Thompson Against 'Card Check' Bill

Washington, DC – Workers rights and the preservation of the democratic process in the unionization process are fundamental rights that each American worker should enjoy without intimidation. The Secret Ballot Protection Act will preserve this longstanding principal.

“As a former union member, and a staunch supporter of our democratic process, under no circumstance, could I support efforts to strip the American worker of their fundamental right to cast a ballot in secret,” said Thompson, a Member of the House Education and Labor Committee. “While organized labor played a significant role in getting this President elected and giving the Democrats control of Congress, it is a slap in the face to hard working Americans to advance an undemocratic agenda for political gain.”

Thompson’s support of the Secret Ballot Protection Act is an effort to rebuke the Democratic leadership’s desire to bring up the misleading Employee Free Choice Act also known as Card Check. This legislation would strip workers of their right to cast an organizing ballot in private – without being intimidated by either union organizers or management.

“I am a firm believer in the right to organize and believe unions should respect the fundamental right of workers to cast a ballot in private. The misleading title of this bill and the baseless rhetoric will not only hamper the growth of business throughout the Fifth District, but will undoubtedly lead to increased intimidation and harassment, not for the common good, but rather in an effort to simply expand union rolls.”

Pottery Classes Start March 12

Registrations are still being accepted for the Cattaraugus County Arts Council’s (CCAC) introductory pottery class which starts Thursday, March 12. The class will be led by potter Shawn McGuire, formerly of Syracuse, NY who specializes in wood-fired ware. The classes will be held at CCAC’s Community Art and Pottery Studio (CAPS), the area’s only fully equipped pottery studio complete with pottery wheels, a slab roller, clay, glazes, and all the tools needed to dig into the clay.

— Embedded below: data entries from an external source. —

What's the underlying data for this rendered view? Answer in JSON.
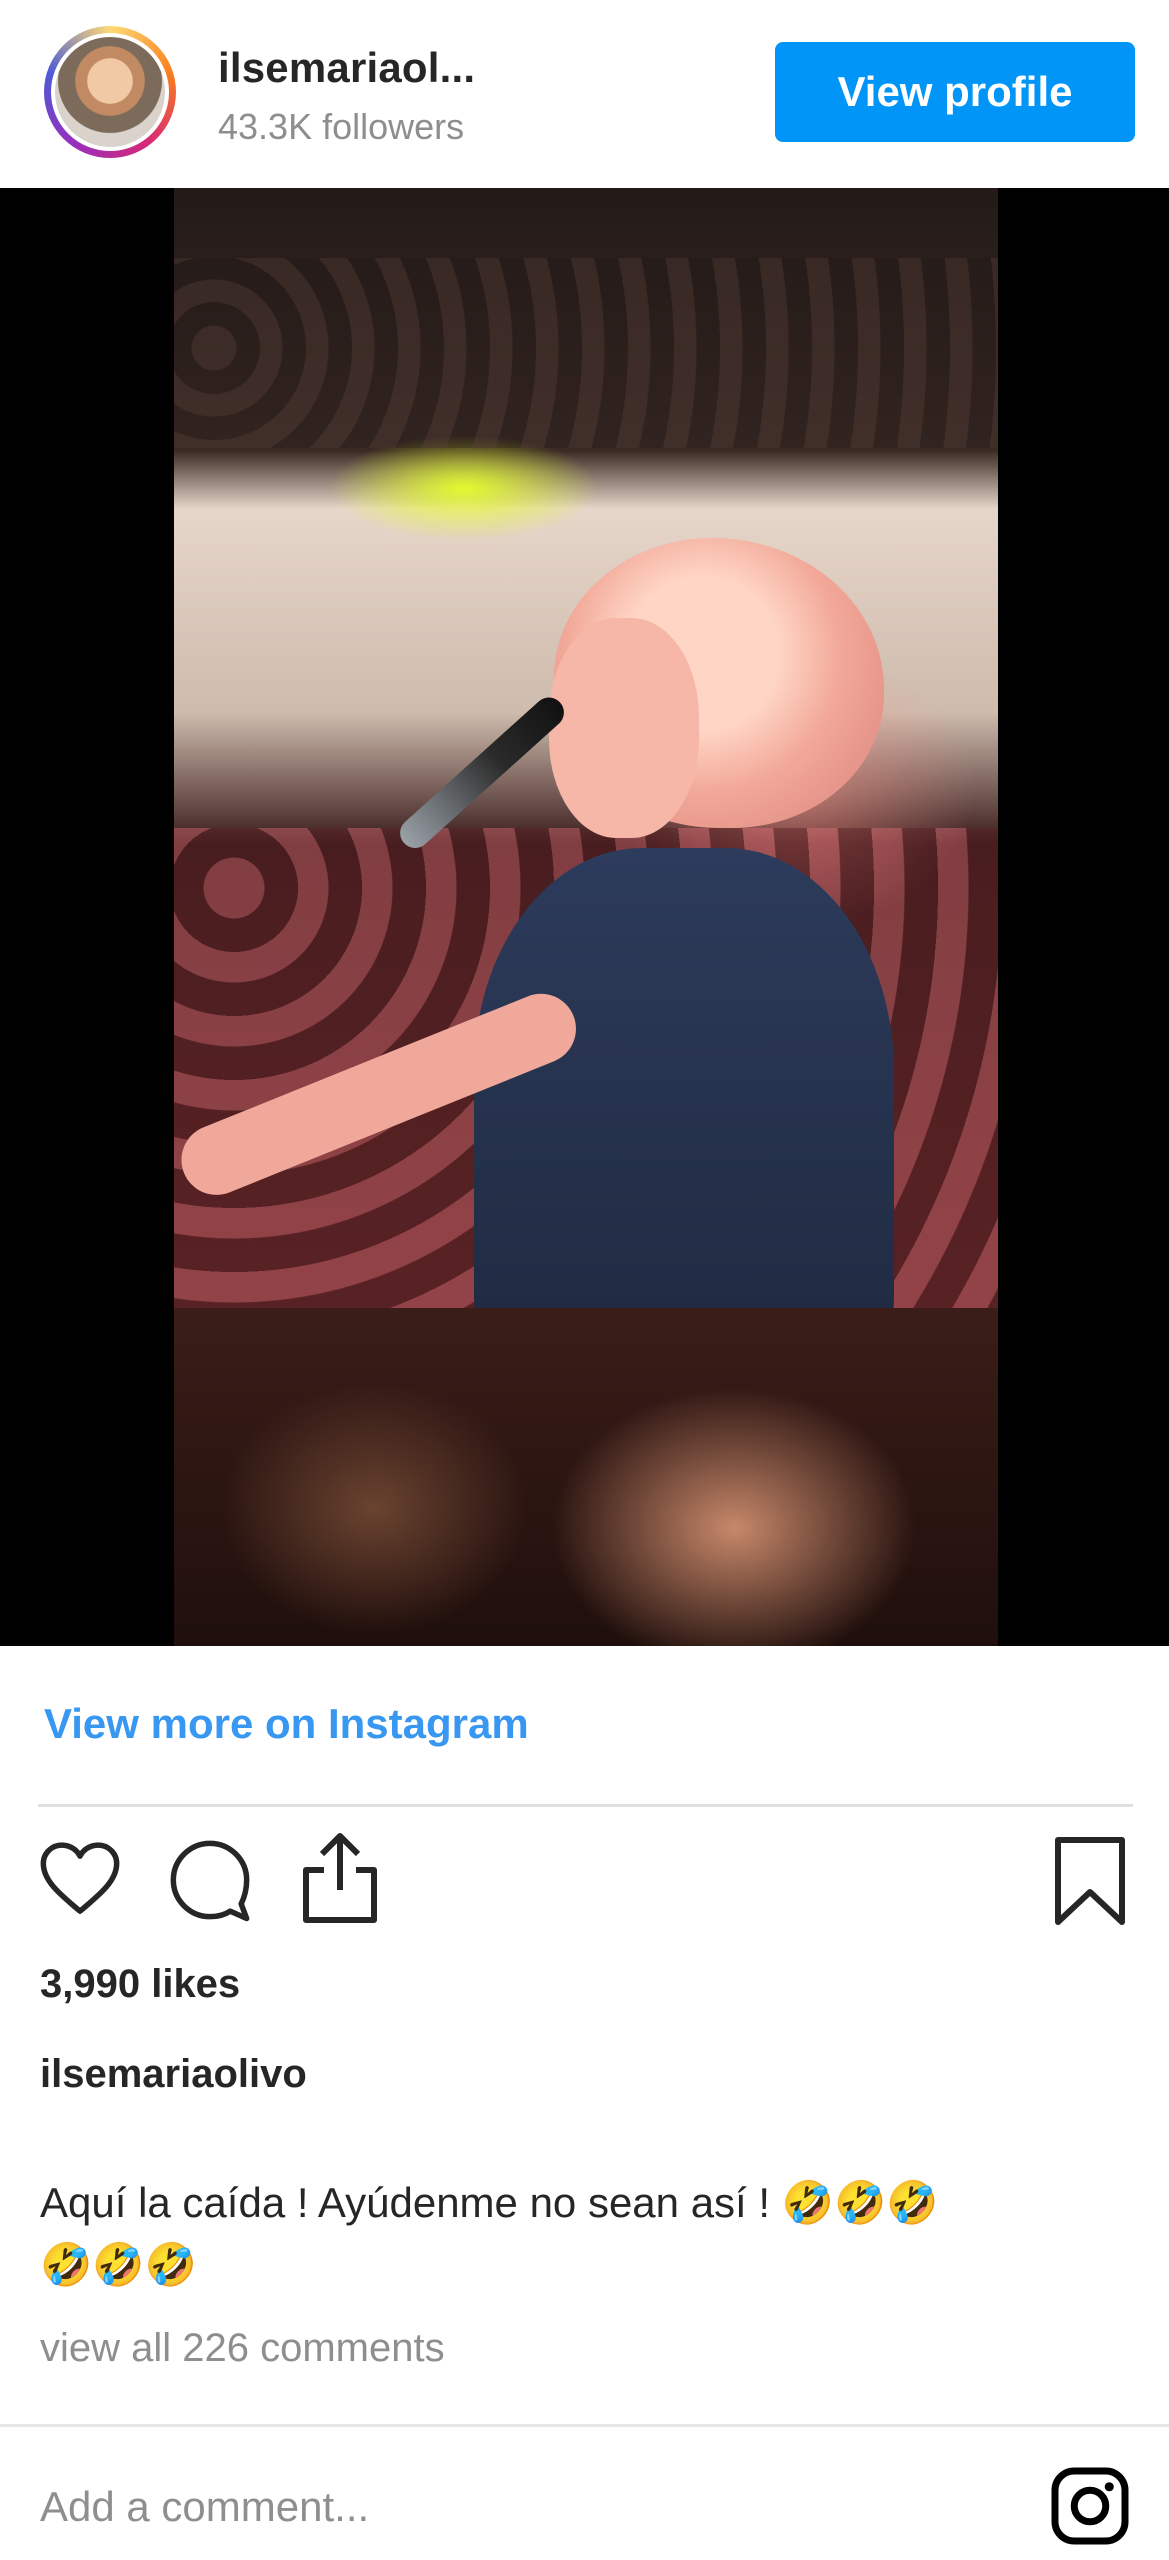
{
  "header": {
    "username": "ilsemariaol...",
    "followers": "43.3K followers",
    "view_profile_label": "View profile"
  },
  "media": {
    "type": "video-still"
  },
  "footer": {
    "view_more_label": "View more on Instagram",
    "likes": "3,990 likes",
    "caption_user": "ilsemariaolivo",
    "caption_text": "Aquí la caída ! Ayúdenme no sean así ! 🤣🤣🤣",
    "caption_emojis_line2": "🤣🤣🤣",
    "view_all_comments": "view all 226 comments",
    "comment_placeholder": "Add a comment..."
  },
  "icons": [
    "heart-icon",
    "comment-icon",
    "share-icon",
    "bookmark-icon",
    "instagram-icon"
  ],
  "colors": {
    "accent": "#0095f6",
    "link": "#3897f0",
    "muted": "#8e8e8e",
    "text": "#262626"
  }
}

A prolific self-taught potter, Sean was hired by Clayscapes Pottery of Syracuse in 2003, a new ceramic materials distributor and education center. McGuire commented, “Learning about materials, equipment and ceramic processes at Clayscape proved more valuable to me then any graduate program ever could. I had to be able to serve as a technical adviser to everyone from university professors and students to hobbyists who had never worked with clay before. I also served as the membership chairperson for the Syracuse Ceramics Guild, an organization with over a 150 active potters. I look forward to working with the Arts Council and doing my part to see that their clay program grows and rises to it full potential.“

Pottery for the People will be held on Thursdays from 6:30-8:30pm on March 12, 19, 26, April 2, 9, and 16. The flagship class of CCAC’s pottery series, Pottery for the People is designed for all levels of ability allowing everyone to work at their own pace. Students will be introduced to all aspects of working with clay from beginning techniques to more advanced approaches. Class topics will include hand building, coil work, slab work, wheel throwing, glazing techniques, kiln firing, tips of the trade, and more. The member fee is $95 and nonmembers pay $105. All supplies are included, and open studio hours with our volunteer studio assistants are included during the six-week session.

The classes will be held at CCAC’s Community Art and Pottery Studio (CAPS) at 4th and Maple in Allegany, NY. To register, use the online registration option at www.myartscouncil.net, or e-mail (or call) artscouncil@verizon.net with the class name, your name, address, phone number, email address, and if you are CCAC member. Payments are requested in advance to secure registration, and may be submitted online or mailed to P.O. Box 406, Olean, NY 14760. For discounted rates on CAPS classes, become a member of CCAC. CCAC is a nonprofit organization funded by the New York State Council on the Arts, Cattaraugus County and by members and donors. For more information on CCAC or for information on CAPS classes, see www.myartscouncil.net.